RAW DATA
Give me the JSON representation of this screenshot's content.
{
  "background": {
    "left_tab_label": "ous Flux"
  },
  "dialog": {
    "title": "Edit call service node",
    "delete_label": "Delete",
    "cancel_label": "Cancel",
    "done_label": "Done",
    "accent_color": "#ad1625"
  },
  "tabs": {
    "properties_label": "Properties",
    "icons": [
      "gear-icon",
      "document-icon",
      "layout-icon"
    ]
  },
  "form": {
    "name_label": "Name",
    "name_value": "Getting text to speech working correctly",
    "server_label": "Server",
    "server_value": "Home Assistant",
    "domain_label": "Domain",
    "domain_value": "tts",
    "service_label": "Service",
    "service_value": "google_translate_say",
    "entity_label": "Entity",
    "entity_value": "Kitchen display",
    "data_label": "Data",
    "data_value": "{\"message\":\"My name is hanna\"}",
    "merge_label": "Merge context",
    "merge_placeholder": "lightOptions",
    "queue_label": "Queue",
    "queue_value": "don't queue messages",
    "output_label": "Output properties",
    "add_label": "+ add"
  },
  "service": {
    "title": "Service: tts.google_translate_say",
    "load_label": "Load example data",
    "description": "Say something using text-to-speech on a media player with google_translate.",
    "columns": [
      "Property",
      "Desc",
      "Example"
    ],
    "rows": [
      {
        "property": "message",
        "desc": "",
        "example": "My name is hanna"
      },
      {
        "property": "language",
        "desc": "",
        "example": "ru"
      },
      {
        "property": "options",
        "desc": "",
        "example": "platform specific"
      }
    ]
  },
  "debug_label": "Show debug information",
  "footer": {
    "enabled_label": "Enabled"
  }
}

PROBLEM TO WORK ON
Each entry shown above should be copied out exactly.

ANSWER TO THE EXERCISE
Give me the JSON representation of this screenshot's content.
{
  "background": {
    "left_tab_label": "ous Flux"
  },
  "dialog": {
    "title": "Edit call service node",
    "delete_label": "Delete",
    "cancel_label": "Cancel",
    "done_label": "Done",
    "accent_color": "#ad1625"
  },
  "tabs": {
    "properties_label": "Properties",
    "icons": [
      "gear-icon",
      "document-icon",
      "layout-icon"
    ]
  },
  "form": {
    "name_label": "Name",
    "name_value": "Getting text to speech working correctly",
    "server_label": "Server",
    "server_value": "Home Assistant",
    "domain_label": "Domain",
    "domain_value": "tts",
    "service_label": "Service",
    "service_value": "google_translate_say",
    "entity_label": "Entity",
    "entity_value": "Kitchen display",
    "data_label": "Data",
    "data_value": "{\"message\":\"My name is hanna\"}",
    "merge_label": "Merge context",
    "merge_placeholder": "lightOptions",
    "queue_label": "Queue",
    "queue_value": "don't queue messages",
    "output_label": "Output properties",
    "add_label": "+ add"
  },
  "service": {
    "title": "Service: tts.google_translate_say",
    "load_label": "Load example data",
    "description": "Say something using text-to-speech on a media player with google_translate.",
    "columns": [
      "Property",
      "Desc",
      "Example"
    ],
    "rows": [
      {
        "property": "message",
        "desc": "",
        "example": "My name is hanna"
      },
      {
        "property": "language",
        "desc": "",
        "example": "ru"
      },
      {
        "property": "options",
        "desc": "",
        "example": "platform specific"
      }
    ]
  },
  "debug_label": "Show debug information",
  "footer": {
    "enabled_label": "Enabled"
  }
}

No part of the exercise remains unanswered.